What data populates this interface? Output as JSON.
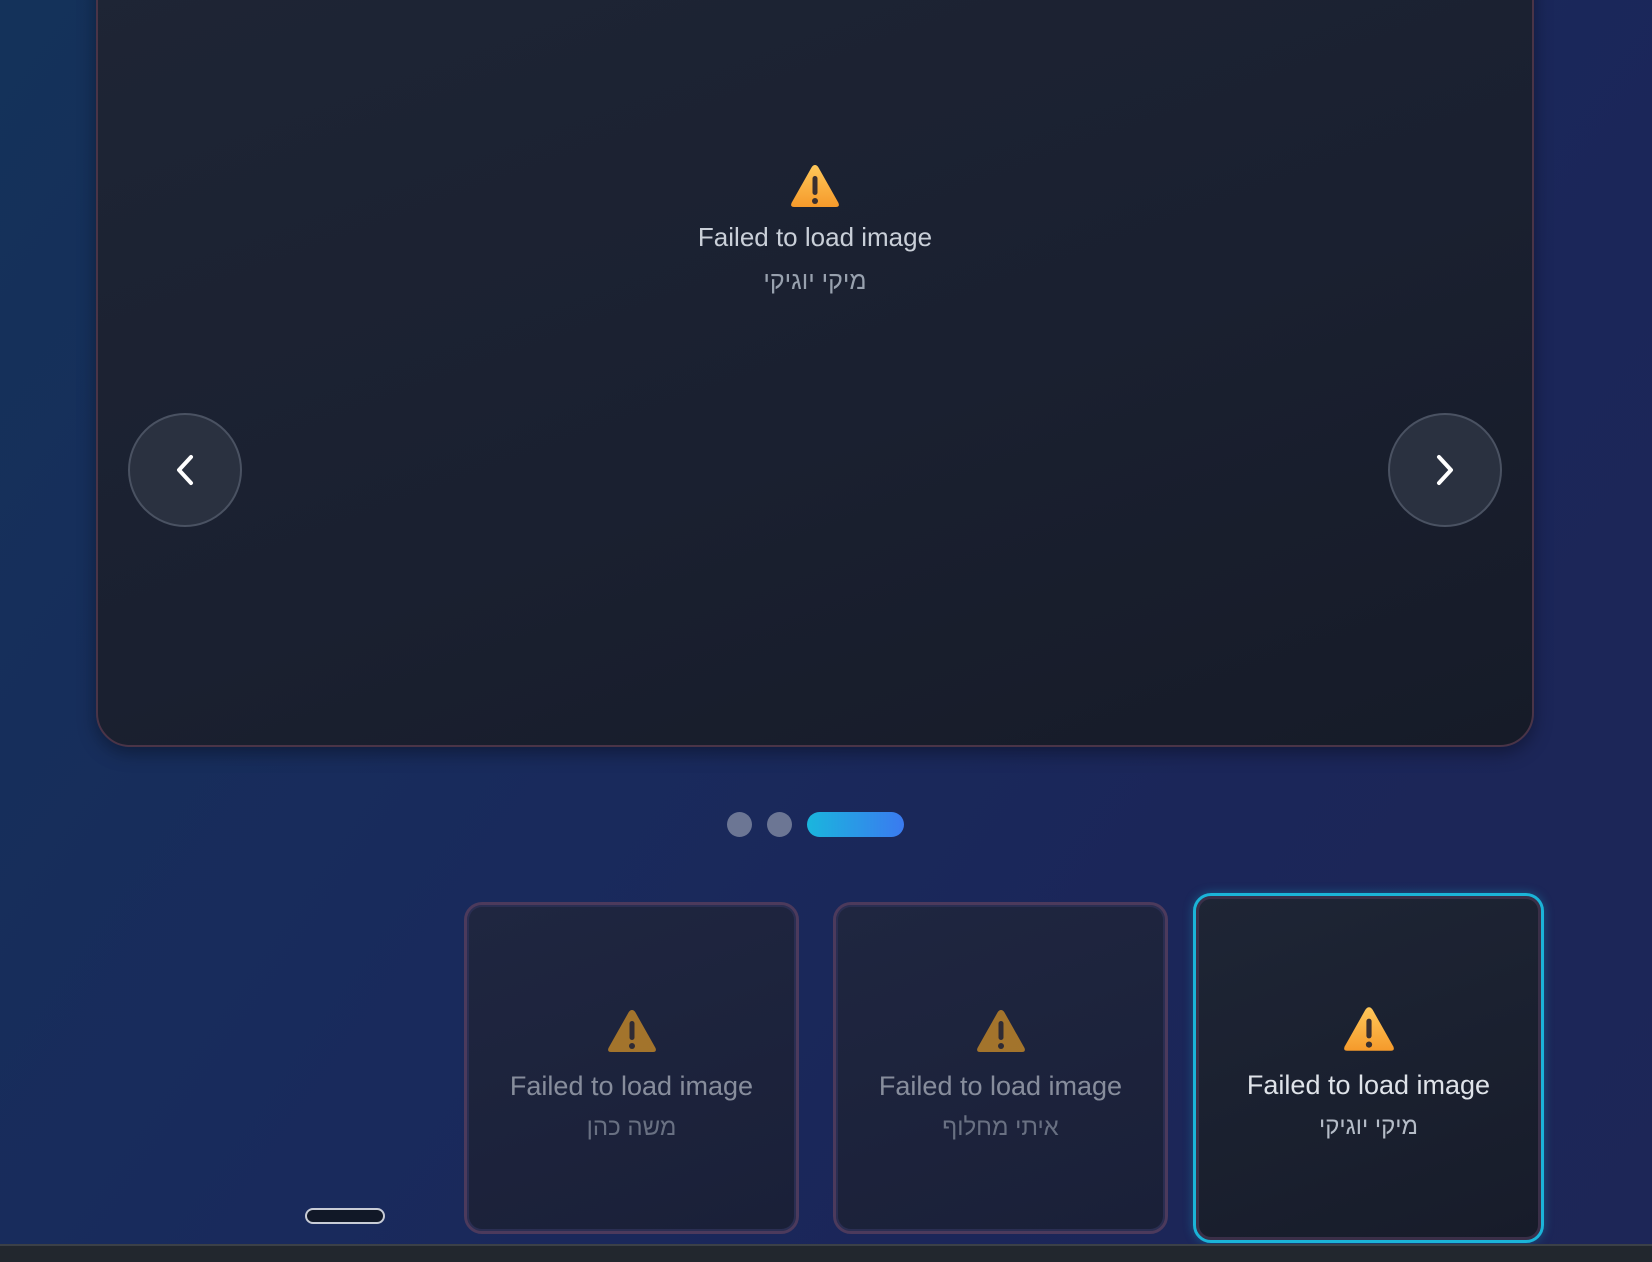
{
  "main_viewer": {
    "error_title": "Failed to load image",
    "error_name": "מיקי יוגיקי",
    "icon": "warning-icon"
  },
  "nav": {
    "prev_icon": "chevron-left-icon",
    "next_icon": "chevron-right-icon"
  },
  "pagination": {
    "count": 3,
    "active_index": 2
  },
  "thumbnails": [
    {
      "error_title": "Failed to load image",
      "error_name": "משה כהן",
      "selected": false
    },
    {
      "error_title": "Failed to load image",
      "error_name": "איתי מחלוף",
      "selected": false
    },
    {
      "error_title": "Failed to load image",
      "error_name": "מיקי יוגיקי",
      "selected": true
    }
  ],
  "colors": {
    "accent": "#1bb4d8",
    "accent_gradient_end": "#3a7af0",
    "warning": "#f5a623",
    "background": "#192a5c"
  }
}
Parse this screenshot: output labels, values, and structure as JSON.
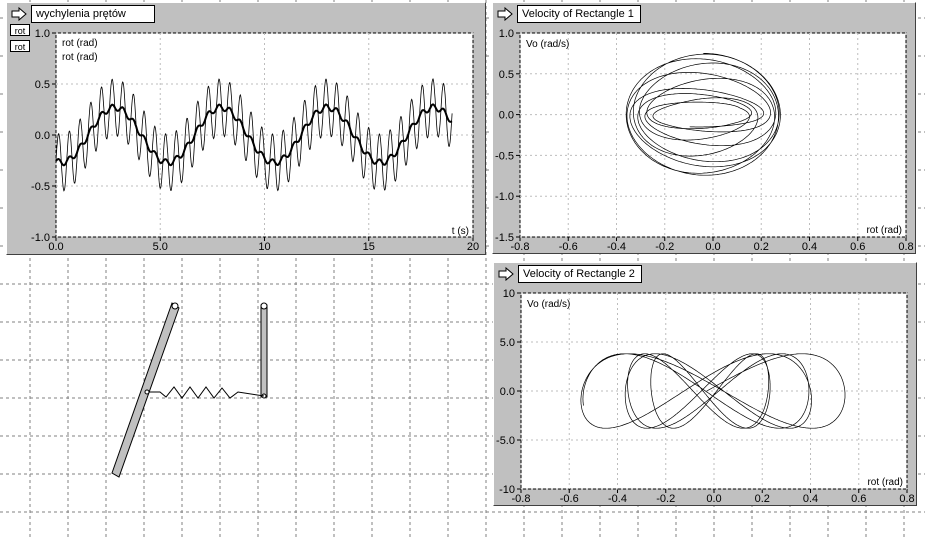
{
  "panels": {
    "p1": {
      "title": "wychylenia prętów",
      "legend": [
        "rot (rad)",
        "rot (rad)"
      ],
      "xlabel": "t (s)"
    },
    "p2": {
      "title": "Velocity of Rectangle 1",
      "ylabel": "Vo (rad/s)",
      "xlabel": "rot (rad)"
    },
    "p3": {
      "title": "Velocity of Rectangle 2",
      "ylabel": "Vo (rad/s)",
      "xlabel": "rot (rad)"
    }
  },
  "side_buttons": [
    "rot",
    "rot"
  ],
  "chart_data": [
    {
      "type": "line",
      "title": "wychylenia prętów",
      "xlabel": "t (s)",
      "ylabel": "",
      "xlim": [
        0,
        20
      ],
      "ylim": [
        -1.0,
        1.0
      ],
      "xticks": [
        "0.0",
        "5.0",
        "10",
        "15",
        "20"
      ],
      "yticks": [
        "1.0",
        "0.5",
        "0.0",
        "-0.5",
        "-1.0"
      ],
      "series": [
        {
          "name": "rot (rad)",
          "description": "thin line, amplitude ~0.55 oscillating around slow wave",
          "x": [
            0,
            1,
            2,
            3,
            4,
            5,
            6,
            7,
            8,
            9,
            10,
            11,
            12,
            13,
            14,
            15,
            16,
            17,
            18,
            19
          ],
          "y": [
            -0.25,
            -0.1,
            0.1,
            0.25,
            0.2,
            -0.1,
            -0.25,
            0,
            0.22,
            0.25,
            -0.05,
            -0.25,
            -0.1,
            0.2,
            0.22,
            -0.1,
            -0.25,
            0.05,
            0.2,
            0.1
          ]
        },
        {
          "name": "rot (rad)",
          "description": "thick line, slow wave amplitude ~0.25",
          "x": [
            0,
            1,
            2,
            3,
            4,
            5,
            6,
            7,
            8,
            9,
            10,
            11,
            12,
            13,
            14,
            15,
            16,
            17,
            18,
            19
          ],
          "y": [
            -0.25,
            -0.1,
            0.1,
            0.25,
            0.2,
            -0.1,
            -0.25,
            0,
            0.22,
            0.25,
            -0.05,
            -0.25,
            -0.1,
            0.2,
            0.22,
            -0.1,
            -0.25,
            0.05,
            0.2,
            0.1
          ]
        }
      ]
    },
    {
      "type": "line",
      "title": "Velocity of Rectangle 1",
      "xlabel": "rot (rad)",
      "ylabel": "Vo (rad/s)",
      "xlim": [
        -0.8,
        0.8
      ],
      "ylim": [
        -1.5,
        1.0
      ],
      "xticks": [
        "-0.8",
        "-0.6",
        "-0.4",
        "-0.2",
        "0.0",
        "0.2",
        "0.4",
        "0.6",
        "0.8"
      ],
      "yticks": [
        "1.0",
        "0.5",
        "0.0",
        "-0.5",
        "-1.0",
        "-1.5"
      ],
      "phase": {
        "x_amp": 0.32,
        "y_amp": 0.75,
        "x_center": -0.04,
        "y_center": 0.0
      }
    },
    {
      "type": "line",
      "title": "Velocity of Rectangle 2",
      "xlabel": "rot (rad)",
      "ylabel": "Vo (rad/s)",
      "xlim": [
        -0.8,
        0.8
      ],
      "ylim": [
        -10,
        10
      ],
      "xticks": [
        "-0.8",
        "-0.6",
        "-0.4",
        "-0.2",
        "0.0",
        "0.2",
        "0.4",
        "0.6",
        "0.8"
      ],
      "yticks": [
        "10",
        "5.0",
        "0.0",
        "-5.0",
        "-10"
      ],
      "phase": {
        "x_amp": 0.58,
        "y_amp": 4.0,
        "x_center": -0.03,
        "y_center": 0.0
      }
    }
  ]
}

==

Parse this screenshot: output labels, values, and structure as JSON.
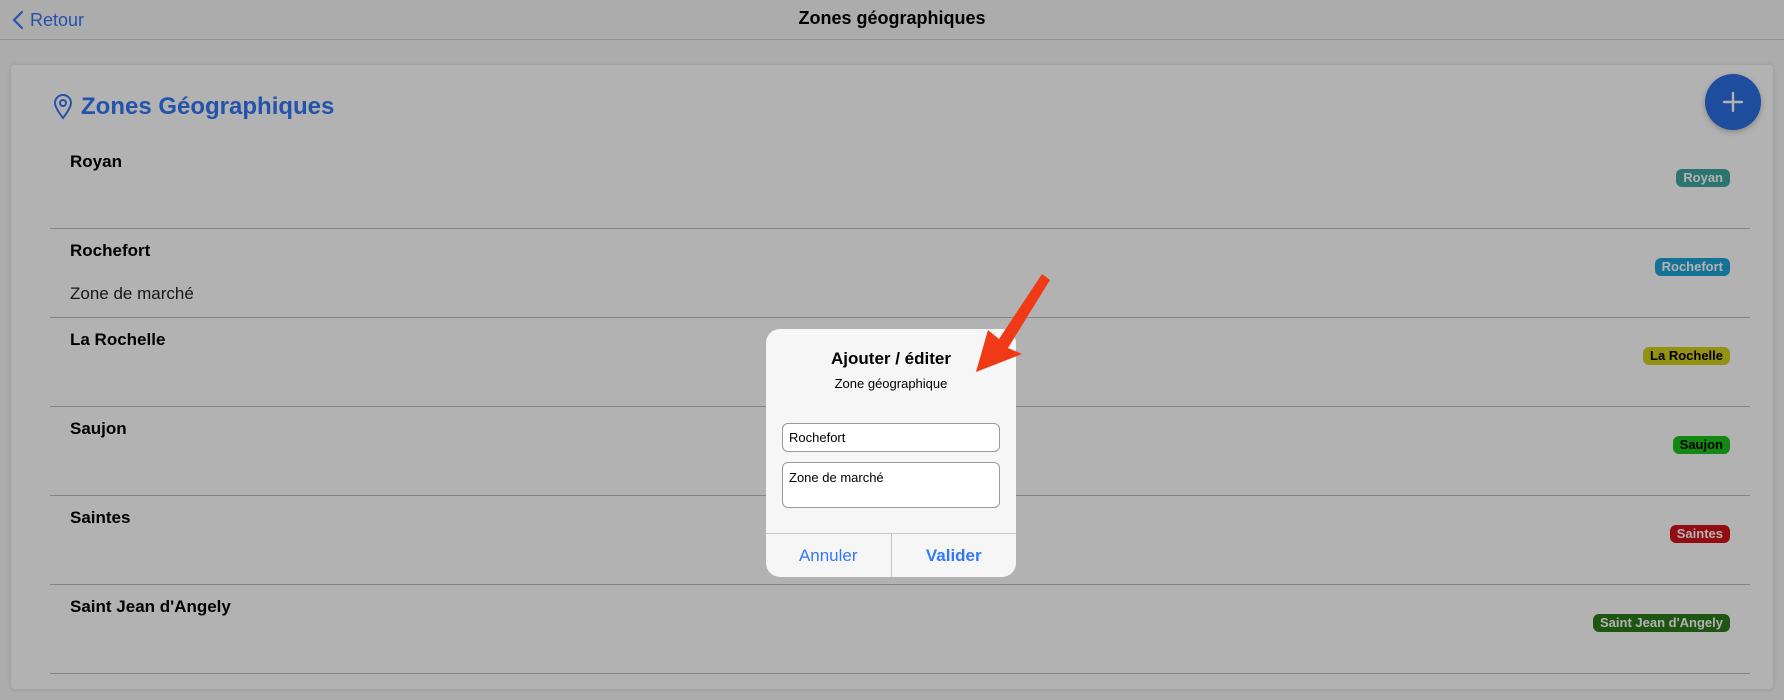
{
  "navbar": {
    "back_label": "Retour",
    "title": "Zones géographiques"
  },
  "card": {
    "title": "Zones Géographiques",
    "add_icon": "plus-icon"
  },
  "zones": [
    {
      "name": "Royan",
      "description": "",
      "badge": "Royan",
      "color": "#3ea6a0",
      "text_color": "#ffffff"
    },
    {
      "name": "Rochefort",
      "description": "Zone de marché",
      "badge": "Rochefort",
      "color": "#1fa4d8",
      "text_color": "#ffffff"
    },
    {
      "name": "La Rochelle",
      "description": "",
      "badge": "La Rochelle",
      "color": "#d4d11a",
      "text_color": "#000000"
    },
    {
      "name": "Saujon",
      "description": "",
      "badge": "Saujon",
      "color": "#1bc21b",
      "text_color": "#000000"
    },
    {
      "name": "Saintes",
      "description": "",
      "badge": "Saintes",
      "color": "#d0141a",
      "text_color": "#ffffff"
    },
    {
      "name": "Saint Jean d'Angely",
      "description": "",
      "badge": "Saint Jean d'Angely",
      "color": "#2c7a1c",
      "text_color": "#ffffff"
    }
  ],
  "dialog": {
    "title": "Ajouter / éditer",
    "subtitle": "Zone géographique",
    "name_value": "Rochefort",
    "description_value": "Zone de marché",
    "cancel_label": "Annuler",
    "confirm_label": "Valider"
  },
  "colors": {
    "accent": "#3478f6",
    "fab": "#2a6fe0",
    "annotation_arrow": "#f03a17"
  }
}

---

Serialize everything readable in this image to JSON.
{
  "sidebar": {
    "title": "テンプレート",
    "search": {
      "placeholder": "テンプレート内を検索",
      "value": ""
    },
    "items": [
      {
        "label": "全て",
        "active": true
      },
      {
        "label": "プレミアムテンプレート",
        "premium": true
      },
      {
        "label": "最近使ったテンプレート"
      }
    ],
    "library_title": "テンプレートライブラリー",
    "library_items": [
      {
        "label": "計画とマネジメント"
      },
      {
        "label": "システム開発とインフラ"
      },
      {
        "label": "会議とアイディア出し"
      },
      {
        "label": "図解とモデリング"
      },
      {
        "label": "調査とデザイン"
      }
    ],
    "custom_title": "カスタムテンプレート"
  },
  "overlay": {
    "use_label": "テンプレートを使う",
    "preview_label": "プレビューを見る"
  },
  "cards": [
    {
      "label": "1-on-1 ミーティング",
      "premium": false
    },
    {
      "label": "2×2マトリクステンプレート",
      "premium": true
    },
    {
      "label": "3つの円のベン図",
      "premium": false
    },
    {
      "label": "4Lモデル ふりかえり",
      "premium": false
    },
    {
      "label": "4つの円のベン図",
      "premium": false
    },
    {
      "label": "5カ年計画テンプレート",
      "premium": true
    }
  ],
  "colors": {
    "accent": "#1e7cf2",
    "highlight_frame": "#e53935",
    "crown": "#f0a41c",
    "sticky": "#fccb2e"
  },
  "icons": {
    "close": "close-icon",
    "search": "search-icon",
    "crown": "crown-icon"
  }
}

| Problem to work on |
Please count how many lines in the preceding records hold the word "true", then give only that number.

| Solution for this task |
5